Magazine Articles # Oceans

Phytoplankton Blooms in the Southern Ocean: Through Satellite Observations

Phytoplankton constitute the primary link in the food web of marine life and are a provider of oxygen. Satellite observations using remote sensing data has proved useful in identifying pockets of phytoplankton bloom, especially in the Southern Ocean.

Magazine Articles # Oceans

Rising Global Sea Level: Where are we?

Observational data on sea level rise, available since 1870, shows a constant rise. The multiple causes responsible for it have been traced to rising global temperatures, melting of land-based ice in all the Polar Regions, including Himalaya and the thermal expansion of ocean water etc.

Magazine Articles # Oceans

Designing Polar Research Vessels

Observations in Polar Regions are essential for understanding changing climate. This article provides insights into how a floating laboratory—the Polar Research Vessel, is designed and built to meet the mission requirements of scientific users.

Magazine Articles # Oceans

International Indian Ocean Expedition-2: A Basin-Wide Research Initiative

The Second International Indian Ocean Expedition (IIOE, 2015-2020) built on the legacy of the first IIOE-1 (1959-65) seeks to advance our understanding of the dynamics of the Indian Ocean and allied scientific issues.

Magazine Articles # Oceans

The Oceans of the World

Oceans play a major role in the hydrological cycle, moderate the climate and act as the primary sink for carbon dioxide. The complex bathymetry of ocean beds, with long mountain ranges, mounds, volcanic craters and marine sediments, have been revealed by deep sea exploration.

Oceans

What regulates our coastline: Coastal Regulation Zone Directives

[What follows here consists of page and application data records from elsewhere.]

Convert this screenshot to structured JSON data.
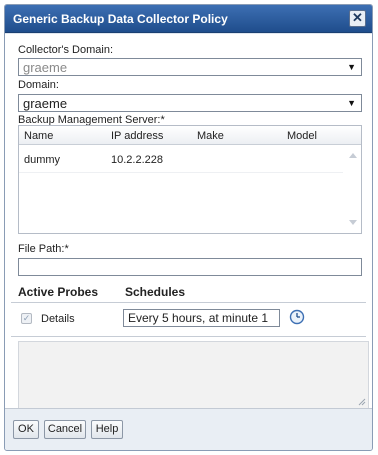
{
  "dialog": {
    "title": "Generic Backup Data Collector Policy",
    "close_symbol": "✕"
  },
  "form": {
    "collectors_domain_label": "Collector's Domain:",
    "collectors_domain_value": "graeme",
    "domain_label": "Domain:",
    "domain_value": "graeme",
    "backup_server_label": "Backup Management Server:*",
    "file_path_label": "File Path:*",
    "file_path_value": ""
  },
  "servers_table": {
    "columns": [
      "Name",
      "IP address",
      "Make",
      "Model"
    ],
    "rows": [
      {
        "name": "dummy",
        "ip": "10.2.2.228",
        "make": "",
        "model": ""
      }
    ]
  },
  "probes": {
    "active_probes_label": "Active Probes",
    "schedules_label": "Schedules",
    "items": [
      {
        "label": "Details",
        "checked": true,
        "schedule": "Every 5 hours, at minute 1"
      }
    ]
  },
  "buttons": {
    "ok": "OK",
    "cancel": "Cancel",
    "help": "Help"
  },
  "icons": {
    "dropdown": "chevron-down-icon",
    "clock": "clock-icon",
    "close": "close-icon"
  },
  "colors": {
    "title_bar": "#2a5a9c",
    "accent": "#3d6fb3"
  }
}
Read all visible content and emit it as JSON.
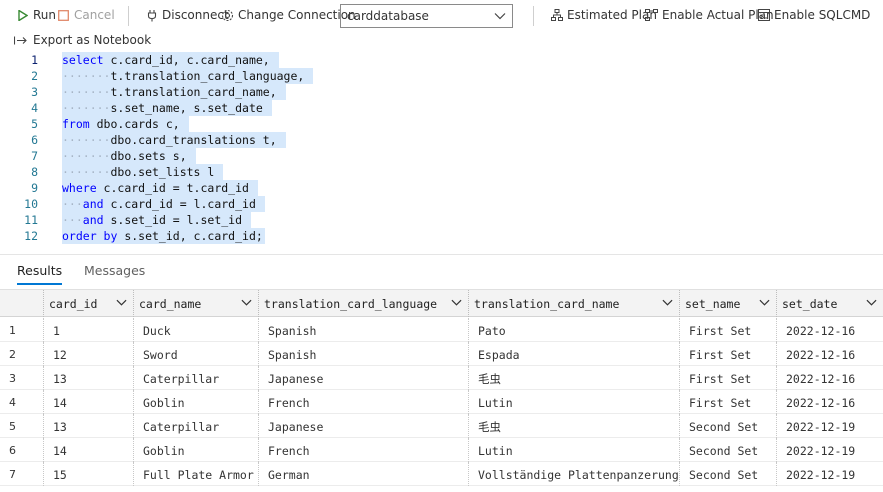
{
  "toolbar": {
    "run_label": "Run",
    "cancel_label": "Cancel",
    "disconnect_label": "Disconnect",
    "change_connection_label": "Change Connection",
    "database_selected": "carddatabase",
    "estimated_plan_label": "Estimated Plan",
    "actual_plan_label": "Enable Actual Plan",
    "sqlcmd_label": "Enable SQLCMD",
    "export_label": "Export as Notebook"
  },
  "editor": {
    "line_numbers": [
      "1",
      "2",
      "3",
      "4",
      "5",
      "6",
      "7",
      "8",
      "9",
      "10",
      "11",
      "12"
    ],
    "lines": [
      {
        "kw": "select",
        "text": " c.card_id, c.card_name, "
      },
      {
        "indent": "·······",
        "text": "t.translation_card_language, "
      },
      {
        "indent": "·······",
        "text": "t.translation_card_name, "
      },
      {
        "indent": "·······",
        "text": "s.set_name, s.set_date "
      },
      {
        "kw": "from",
        "text": " dbo.cards c, "
      },
      {
        "indent": "·······",
        "text": "dbo.card_translations t, "
      },
      {
        "indent": "·······",
        "text": "dbo.sets s, "
      },
      {
        "indent": "·······",
        "text": "dbo.set_lists l "
      },
      {
        "kw": "where",
        "text": " c.card_id = t.card_id "
      },
      {
        "indent": "···",
        "kw": "and",
        "text": " c.card_id = l.card_id "
      },
      {
        "indent": "···",
        "kw": "and",
        "text": " s.set_id = l.set_id "
      },
      {
        "kw": "order by",
        "text": " s.set_id, c.card_id;"
      }
    ]
  },
  "tabs": {
    "results": "Results",
    "messages": "Messages"
  },
  "grid": {
    "columns": [
      "card_id",
      "card_name",
      "translation_card_language",
      "translation_card_name",
      "set_name",
      "set_date"
    ],
    "row_numbers": [
      "1",
      "2",
      "3",
      "4",
      "5",
      "6",
      "7"
    ],
    "rows": [
      [
        "1",
        "Duck",
        "Spanish",
        "Pato",
        "First Set",
        "2022-12-16"
      ],
      [
        "12",
        "Sword",
        "Spanish",
        "Espada",
        "First Set",
        "2022-12-16"
      ],
      [
        "13",
        "Caterpillar",
        "Japanese",
        "毛虫",
        "First Set",
        "2022-12-16"
      ],
      [
        "14",
        "Goblin",
        "French",
        "Lutin",
        "First Set",
        "2022-12-16"
      ],
      [
        "13",
        "Caterpillar",
        "Japanese",
        "毛虫",
        "Second Set",
        "2022-12-19"
      ],
      [
        "14",
        "Goblin",
        "French",
        "Lutin",
        "Second Set",
        "2022-12-19"
      ],
      [
        "15",
        "Full Plate Armor",
        "German",
        "Vollständige Plattenpanzerung",
        "Second Set",
        "2022-12-19"
      ]
    ]
  },
  "colors": {
    "run_green": "#388a34",
    "cancel_red": "#e0896a",
    "keyword_blue": "#0000ff",
    "selection": "#d6e8fb",
    "tab_accent": "#0078d4"
  }
}
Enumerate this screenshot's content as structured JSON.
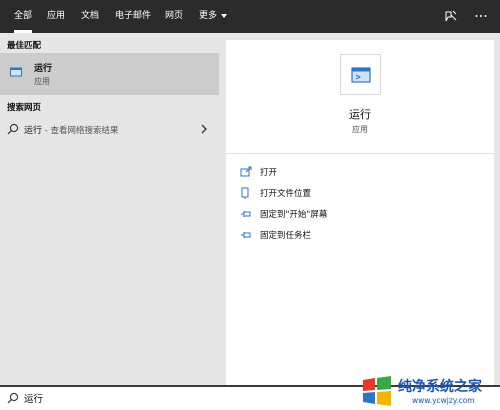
{
  "tabs": [
    {
      "label": "全部",
      "active": true
    },
    {
      "label": "应用",
      "active": false
    },
    {
      "label": "文档",
      "active": false
    },
    {
      "label": "电子邮件",
      "active": false
    },
    {
      "label": "网页",
      "active": false
    },
    {
      "label": "更多",
      "active": false
    }
  ],
  "left": {
    "best_match_header": "最佳匹配",
    "best_match": {
      "title": "运行",
      "subtitle": "应用",
      "icon": "run-app-icon"
    },
    "web_header": "搜索网页",
    "web_result": {
      "query": "运行",
      "hint": " - 查看网络搜索结果"
    }
  },
  "right": {
    "app_name": "运行",
    "app_type": "应用",
    "actions": [
      {
        "label": "打开",
        "icon": "open-icon"
      },
      {
        "label": "打开文件位置",
        "icon": "file-location-icon"
      },
      {
        "label": "固定到\"开始\"屏幕",
        "icon": "pin-start-icon"
      },
      {
        "label": "固定到任务栏",
        "icon": "pin-taskbar-icon"
      }
    ]
  },
  "search": {
    "value": "运行"
  },
  "watermark": {
    "title": "纯净系统之家",
    "url": "www.ycwjzy.com"
  },
  "colors": {
    "topbar": "#2b2b2b",
    "accent": "#1a56b0",
    "selected": "#cccccc",
    "icon_blue": "#2e75c8"
  }
}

Need for restrictions on Coastal Regulation Zone India has a vast coastline with nine states and four union territories having a sea-line running along their borders. Consequently, large populations of people are dependent on the sea for their livelihood. The scenic beauty of the sea and coastal formations also attract tourists in huge numbers. Minerals like salt, potassium, magnesium, sand and gravel, limestone and gypsum, manganese nodules, phosphorites , volcanic deposits of metals, placer deposits...

English Free Article # Oceans

Decoding Pelagic Deposits | Red Clay and Oozes under the Ocean

What are pelagic deposits? Ocean deposits usually consist of unconsolidated sediments, which can come from various sources, and are deposited at the ocean floor. Thickness of these  deposits vary greatly from one ocean to another (Fig.1). Ocean deposits can be differentiated on the basis of their composition, source, method of transit, and mode of distribution. Fig. 1: Total sediment thickness of World's Oceans and marginal seas Source: NOAA The components of ocean deposits can be transported...

English Free Article # Oceans

UNCLOS or Law of Sea Offers Cooperation for Sustainable Oceans

The United Nations Convention on the Law of the Sea (UNCLOS) is a comprehensive UN legal policy document demarcating areas of the sea under the jurisdiction of member states as well as legal clauses for human maritime activity in a comprehensive manner. The UNCLOS aims to demarcate and scrutinize the legal ramifications in the fullest possible scope of different jurisdictional and geographical areas of the sea as well as for human maritime activity. The sections for maritime zones that were defined...

English Free Article # Oceans

Sinkholes, a fascinating feature of Earth’s Karst Topography

The action of surface water and groundwater in the chemical weathering or chemical erosion of soluble carbonate rocks such as magnesium carbonates (dolomites) and calcium carbonates (limestone) produces landforms that are called karst topography. Geological features such as caves, sinkholes, underground rivers, barren and rocky ground and lack of surface water bodies are all results of the chemical processes of karst topography. The ontology of the term derives from its original reference to the Karst...

English Free Article # Oceans

Coral Bleaching and Clive Wilkinson Report

The coral bleaching phenomenon The beautiful coral reefs surrounded by blue tropical seas are not just coloured rocks but are thriving ecosystems with live corals that attach their skeletons to rocks and live there. The colours indicate the presence of single-celled algae-like zooxanthellae within their tissues that provide them with the essential nutrients through photosynthesis and in turn, the corals provide them with the required carbon dioxide and ammonium (NOAA, 2017) Even though reefs cover...